500 signatures reached
To: Philip Green (CEO of Topshop), William Ruprecht (CEO of Sotheby's) and John Barradell (CEO of Corporation of London)
Pay the cleaners the Living Wage of £9.15 p/hour at Topshop, Sotheby's and Barbican Centre.
Pay the cleaners the Living Wage of £9.15 p/hour at Topshop, Sotheby's and Barbican Centre. And stop using unpaid interns at Sotheby's.
Why is this important?
London is one of the most expensive, and unequal cities in the world. It hosts more billionaires than any other city whilst millions of people are forced to get by on poverty wages.
The London Living Wage (LLW) is meant to afford people the opportunity to provide for themselves and their families with the essentials of life and to achieve an adequate level of warmth and shelter, a healthy palatable diet, social integration and avoidance of chronic stress. That is why everyone should be paid at least the LLW.
The LLW is set annually by the Living Wage Foundation and calculated by the Greater London Authority. It currently stands at £9.15 per hour.
The cleaners at Sotheby’s, the world’s largest art business, are contracted out and only paid £8.55 p/hour despite Sotheby’s only employing around 1,500 staff members and dishing out around £150 million in wages between them.
In fact, the cleaners at Sotheby’s recently received a pay cut from £8.80 p/hour to £8.55 p/hour being told that if they didn’t accept it their jobs would be at risk, despite Sotheby’s spending an extra £13 million on wages compared to last year. As such, the cleaners are really picking up the crumbs.
Sotheby’s also uses unpaid interns to help run its business which is both morally reprehensible and legally questionable.
Topshop only pays £6.50 to their cleaners, who are also contracted out. This is despite the fact that the Arcadia Group, the parent group of Topshop, recorded profits of £481m in 2013. Philip Green is also a renowned tax evader, uses sweatshops in Mauritius, and even uses factories in Britain in which workers are paid less than half the legal minimum wage according to a Channel 4 Dispatches.
The cleaners at the Barbican Centre, who are also contracted out, won the LLW in 2013 after a year long campaign. However, the Corporation of London (who owns the Barbican Centre) has refused to increase the LLW to the current rate of £9.15 p/hour.

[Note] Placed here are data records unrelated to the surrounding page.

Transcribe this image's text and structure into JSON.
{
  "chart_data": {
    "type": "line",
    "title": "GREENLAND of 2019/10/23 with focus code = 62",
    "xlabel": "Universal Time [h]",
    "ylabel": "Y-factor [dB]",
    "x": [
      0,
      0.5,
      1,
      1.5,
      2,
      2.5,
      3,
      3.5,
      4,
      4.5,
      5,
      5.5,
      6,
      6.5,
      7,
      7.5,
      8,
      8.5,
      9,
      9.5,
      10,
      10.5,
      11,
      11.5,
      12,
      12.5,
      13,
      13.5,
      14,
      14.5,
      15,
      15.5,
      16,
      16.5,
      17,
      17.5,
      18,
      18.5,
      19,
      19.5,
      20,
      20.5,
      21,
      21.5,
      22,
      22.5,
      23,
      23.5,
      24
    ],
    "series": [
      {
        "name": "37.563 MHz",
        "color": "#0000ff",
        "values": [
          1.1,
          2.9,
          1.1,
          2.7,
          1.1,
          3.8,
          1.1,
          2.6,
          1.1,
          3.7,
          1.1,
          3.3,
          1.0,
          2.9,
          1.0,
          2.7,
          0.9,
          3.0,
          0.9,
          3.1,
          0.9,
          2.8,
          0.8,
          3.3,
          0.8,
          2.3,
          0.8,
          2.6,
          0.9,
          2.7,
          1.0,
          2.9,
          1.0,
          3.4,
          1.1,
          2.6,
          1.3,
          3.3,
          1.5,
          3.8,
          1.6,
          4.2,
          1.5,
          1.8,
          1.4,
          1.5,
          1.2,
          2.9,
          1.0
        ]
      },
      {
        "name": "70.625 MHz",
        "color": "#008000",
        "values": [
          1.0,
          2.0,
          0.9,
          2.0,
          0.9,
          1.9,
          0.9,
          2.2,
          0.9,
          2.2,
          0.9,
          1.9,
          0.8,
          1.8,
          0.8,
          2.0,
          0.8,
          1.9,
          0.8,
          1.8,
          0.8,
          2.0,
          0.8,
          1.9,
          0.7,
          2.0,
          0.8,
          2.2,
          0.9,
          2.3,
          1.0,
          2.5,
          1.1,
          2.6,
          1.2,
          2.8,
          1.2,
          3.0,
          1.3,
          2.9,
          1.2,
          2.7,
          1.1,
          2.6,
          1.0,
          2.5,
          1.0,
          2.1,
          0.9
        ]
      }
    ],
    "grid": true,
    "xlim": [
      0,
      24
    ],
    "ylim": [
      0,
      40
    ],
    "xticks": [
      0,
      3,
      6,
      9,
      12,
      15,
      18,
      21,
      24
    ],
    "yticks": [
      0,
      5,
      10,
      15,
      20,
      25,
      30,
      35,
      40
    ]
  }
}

Quotes from cleaners (all wish to remain anonymous)
A cleaner from Topshop says: “Earning only £6.50 per hour means I have to work so many hours a day to pay my bills that I barely have time to see my children. It also means I can’t afford to travel by tube and need to spend several hours a day on the bus just to get to and from work.”
A cleaner from Sotheby’s says: “Working so hard that my joints hurt, for so little for a company that makes so much money is just not fair. Our wages should be enough to cover the basic costs of living in London, and they simply aren't."
A cleaner at the Barbican Centre says: "After having fought so hard to win the Living Wage, to now be told that we won't be paid it is just tragic. We will have to go back once again and fight for the Living Wage.”
The cleaners at Topshop, Sotheby's and Barbican Centre are members of the trade union United Voices of the World (UVW).